Actually not. It's because her characters are, at best, two-dimensional caricatures of "types," and are simply moved around and words put into their mouths to suit the didactic purposes of Rand, and not because they act as living human beings would. They don't converse so much as they declaim.

I actually liked THE FOUNTAINHEAD when I read it in college, as I was intrigued by the idea of the artist who lives only for his work and adheres to no standard for his work but his own. I thought his blowing up the building project at the end was crazy, but I enjoyed it as a fantasy of the independent artist. I did find the rapey romance between Roark and the Rand stand-in whose name I don't recall very weird.

ATLAS SHRUGGED seemed promising, and might even have worked as a stirring polemic for a particular view of the world--one that is also fantasy in its extremes of black and white, lacking (and scornful of) the nuances of character that make humans interesting--but Rand's lack of empathy for human beings and her tendency to substitute endless repetitive filibuster for convincing argument turns the book into the screed of a sociopath. Oh, and the rapey relatiosship stuff is back, in spades.

Mind you, I read each book in college, many years ago, and I can remember the books only in stark outline. I can't really recall any of the actual plot machinations of ATLAS SHRUGGED, except for an interminable peroration of John Galt toward the end of the book, but I remember thinking at the time how childish these characters were, resentful of all the people in the world who did not meet their standards of proper character and strength of will. That's like a lion being scornful of a rabbit or a mouse, or a scion of the Rockefellers or Duponts being resentful of the people who serve them.

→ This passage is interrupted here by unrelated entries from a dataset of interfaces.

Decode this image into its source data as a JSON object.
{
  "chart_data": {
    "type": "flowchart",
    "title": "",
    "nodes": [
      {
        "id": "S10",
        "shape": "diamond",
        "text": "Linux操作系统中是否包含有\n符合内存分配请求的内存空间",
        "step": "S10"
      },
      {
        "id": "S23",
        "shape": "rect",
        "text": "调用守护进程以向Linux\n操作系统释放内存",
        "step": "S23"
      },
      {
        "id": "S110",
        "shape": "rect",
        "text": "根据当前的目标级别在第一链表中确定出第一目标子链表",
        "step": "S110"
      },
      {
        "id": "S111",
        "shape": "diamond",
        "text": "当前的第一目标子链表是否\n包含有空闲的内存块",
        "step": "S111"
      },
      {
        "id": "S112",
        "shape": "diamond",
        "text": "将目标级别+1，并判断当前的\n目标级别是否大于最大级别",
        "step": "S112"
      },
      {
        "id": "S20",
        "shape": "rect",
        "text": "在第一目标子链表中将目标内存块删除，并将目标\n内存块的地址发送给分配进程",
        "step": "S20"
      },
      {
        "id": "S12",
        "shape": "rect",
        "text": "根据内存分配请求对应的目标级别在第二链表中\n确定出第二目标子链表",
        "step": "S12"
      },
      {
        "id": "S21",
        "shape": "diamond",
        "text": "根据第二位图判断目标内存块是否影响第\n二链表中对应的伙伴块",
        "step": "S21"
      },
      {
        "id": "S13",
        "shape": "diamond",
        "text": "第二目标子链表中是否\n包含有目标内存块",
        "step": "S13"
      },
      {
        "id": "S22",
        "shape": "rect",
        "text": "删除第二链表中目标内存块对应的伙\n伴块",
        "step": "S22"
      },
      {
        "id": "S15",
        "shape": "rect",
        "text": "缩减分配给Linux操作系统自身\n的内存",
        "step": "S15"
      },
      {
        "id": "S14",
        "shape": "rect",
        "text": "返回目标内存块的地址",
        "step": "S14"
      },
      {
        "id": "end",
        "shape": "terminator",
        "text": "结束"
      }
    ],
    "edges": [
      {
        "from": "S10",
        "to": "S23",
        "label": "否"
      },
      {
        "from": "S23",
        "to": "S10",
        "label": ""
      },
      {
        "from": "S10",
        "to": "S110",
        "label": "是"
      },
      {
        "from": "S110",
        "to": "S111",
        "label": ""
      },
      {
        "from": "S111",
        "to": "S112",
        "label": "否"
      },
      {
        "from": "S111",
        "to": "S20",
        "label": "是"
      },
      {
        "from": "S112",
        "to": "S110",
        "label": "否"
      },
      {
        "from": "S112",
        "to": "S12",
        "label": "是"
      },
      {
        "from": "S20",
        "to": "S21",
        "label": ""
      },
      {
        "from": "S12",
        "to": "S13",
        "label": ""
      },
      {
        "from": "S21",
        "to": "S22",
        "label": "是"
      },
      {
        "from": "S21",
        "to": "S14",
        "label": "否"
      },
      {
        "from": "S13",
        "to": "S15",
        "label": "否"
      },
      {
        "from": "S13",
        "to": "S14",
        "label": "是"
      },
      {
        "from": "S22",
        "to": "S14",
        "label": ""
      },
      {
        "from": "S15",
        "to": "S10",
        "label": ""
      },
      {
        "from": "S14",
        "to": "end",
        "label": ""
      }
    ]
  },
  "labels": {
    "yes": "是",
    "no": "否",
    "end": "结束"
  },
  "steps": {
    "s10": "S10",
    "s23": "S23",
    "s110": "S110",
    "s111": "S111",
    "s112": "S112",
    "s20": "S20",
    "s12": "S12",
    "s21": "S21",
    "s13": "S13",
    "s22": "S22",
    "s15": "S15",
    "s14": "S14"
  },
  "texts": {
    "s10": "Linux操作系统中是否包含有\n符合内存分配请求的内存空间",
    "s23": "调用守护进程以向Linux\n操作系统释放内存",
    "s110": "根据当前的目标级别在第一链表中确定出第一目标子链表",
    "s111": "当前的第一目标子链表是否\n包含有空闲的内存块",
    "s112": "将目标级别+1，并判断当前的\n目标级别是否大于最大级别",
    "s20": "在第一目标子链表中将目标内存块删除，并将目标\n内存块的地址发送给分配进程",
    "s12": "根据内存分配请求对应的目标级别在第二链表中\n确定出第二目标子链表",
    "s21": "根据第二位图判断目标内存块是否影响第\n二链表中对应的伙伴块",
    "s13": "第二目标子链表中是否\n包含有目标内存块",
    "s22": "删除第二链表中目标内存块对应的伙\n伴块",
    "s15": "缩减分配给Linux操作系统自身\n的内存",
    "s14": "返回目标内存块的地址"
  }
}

In short, Rand is basically hateful.

Sebastian said...

Late to the dinner party, but: "eat a lot of shit, and basically do whatever the fuck I want.” Yeah, that's brilliant, quicksilver stuff.

On O in the article: O may like the otherness of others, it's the otherness of Americans he can't stand.

Kirby Olson said...

Sunday, by Philippe Soupault

The plane weaves the telegraph wires
and the spring sings the same song
At the coachmen's headquarters the apéritif is orange
but the train conductors have white eyes
the woman has lost her smile in the woods

donald said...

I quit my job and started my first business two days after I finished Atlas Shrgged. Never looked back.